Over recent years, there has been an enormous amount of attention given to the dangers of sugar, somewhat vindicating to those of us who have been saying this for decades. However demonising of all sugars and conflicting information may be confusing. We do, after all, require a constant supply of glucose to function, with our brains being particularly dependent on this substance. Sugars do occur naturally in foods, or are converted from foods (carbohydrates). Certainly added sugars should be minimised and the biggest source of these added sugars are hidden in processed foods.

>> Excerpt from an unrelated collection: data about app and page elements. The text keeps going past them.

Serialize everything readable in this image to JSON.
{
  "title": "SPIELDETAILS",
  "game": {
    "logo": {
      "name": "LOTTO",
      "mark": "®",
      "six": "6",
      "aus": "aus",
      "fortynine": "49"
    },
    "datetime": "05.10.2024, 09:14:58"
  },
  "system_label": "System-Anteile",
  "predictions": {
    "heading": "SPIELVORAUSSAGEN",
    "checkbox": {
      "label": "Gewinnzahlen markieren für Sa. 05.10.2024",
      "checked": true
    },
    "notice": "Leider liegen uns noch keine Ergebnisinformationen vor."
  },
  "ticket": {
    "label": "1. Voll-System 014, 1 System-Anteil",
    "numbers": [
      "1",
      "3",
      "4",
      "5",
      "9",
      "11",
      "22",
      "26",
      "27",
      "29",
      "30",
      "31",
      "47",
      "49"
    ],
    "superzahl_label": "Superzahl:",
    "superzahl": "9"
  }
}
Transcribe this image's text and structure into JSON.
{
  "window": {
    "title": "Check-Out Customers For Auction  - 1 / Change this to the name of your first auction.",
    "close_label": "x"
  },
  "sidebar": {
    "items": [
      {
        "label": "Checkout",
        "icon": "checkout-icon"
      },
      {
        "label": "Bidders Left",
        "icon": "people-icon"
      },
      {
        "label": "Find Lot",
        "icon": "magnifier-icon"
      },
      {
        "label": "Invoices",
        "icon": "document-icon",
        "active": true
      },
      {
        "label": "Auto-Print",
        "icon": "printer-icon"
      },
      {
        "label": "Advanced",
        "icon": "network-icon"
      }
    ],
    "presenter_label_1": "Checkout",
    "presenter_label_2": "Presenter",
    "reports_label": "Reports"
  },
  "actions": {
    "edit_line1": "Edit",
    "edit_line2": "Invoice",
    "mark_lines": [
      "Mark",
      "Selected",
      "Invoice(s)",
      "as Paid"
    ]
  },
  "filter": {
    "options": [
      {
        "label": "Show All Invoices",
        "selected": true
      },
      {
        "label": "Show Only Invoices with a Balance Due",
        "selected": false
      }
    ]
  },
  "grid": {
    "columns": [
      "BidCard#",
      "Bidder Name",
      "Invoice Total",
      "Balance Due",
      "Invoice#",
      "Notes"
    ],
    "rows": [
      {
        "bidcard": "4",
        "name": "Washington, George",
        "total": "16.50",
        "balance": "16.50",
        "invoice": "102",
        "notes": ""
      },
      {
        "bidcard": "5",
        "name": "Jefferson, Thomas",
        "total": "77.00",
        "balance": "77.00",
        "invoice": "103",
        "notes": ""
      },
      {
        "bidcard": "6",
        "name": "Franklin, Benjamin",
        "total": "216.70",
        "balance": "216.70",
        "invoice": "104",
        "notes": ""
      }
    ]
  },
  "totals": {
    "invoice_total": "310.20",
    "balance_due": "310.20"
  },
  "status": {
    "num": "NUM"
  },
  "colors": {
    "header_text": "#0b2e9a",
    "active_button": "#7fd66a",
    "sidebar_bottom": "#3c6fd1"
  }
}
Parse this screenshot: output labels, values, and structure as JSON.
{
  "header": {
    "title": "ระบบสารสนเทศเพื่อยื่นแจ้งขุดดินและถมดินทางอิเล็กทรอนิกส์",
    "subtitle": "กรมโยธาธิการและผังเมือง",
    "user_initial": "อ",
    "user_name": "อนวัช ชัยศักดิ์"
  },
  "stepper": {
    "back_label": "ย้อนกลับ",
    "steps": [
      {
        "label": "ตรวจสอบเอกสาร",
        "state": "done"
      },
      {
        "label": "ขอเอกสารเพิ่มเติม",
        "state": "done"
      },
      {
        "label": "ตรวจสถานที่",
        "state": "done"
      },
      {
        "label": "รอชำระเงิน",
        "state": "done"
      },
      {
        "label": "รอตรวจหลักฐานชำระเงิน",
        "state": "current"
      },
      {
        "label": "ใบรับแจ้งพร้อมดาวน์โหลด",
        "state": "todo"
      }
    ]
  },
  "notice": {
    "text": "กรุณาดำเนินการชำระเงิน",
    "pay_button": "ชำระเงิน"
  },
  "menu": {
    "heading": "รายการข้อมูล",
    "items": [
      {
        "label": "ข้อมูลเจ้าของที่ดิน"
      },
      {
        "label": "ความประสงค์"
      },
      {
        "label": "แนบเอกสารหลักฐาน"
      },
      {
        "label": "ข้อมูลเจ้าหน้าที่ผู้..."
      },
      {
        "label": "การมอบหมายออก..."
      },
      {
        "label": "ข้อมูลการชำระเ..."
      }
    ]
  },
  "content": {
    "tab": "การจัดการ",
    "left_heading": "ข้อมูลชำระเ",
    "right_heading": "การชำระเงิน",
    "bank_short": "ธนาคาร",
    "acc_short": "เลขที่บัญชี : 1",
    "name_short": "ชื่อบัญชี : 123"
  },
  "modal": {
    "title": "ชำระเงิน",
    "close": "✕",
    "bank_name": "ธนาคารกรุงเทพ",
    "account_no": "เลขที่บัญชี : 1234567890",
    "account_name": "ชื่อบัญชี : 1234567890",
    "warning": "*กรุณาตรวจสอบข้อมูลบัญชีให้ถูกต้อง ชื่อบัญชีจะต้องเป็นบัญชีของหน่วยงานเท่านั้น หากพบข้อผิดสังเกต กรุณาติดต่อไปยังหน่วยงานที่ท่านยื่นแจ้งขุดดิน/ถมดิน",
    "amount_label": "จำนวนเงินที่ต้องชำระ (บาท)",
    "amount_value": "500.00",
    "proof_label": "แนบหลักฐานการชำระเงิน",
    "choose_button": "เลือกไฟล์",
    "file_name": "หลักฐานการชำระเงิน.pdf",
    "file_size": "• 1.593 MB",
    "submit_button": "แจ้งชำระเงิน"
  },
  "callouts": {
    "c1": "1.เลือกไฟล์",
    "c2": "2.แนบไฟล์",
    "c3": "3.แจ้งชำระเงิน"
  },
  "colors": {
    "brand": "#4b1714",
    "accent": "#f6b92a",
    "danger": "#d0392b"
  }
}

To simplify and sum up, there are very few people who would argue with the fact that the western world consumes an excessive amount of sugar, although some may be shocked at just how much. If the sugar comes in it’s natural form, that is fruit and vegetables, and is consumed as a whole food it is unlikely to be a problem for most people. The nutrients, fibre and sugars will be utilised by the body and satiety will prevent overconsumption. If the sugars (whether in the form of sucrose or HFCS) are added to foods with few nutrients and little to no fibre, blood sugar will spike, the liver will struggle to metabolise the fructose portion, satiety will not occur through disruption of hormones such as leptin and all of these factors will encourage over eating whilst simultaneously leaving the body and brain undernourished. This is why a mango is different to a mars bar and dates are different to coca cola.

My concern about these suggestions is that during a lapse of willpower, which is highly likely in any deprivation type diet, people may think that if it is all the same they may as well have a mars bar or coke, when they would be much better to satisfy their cravings with a mango or a date.

– Jen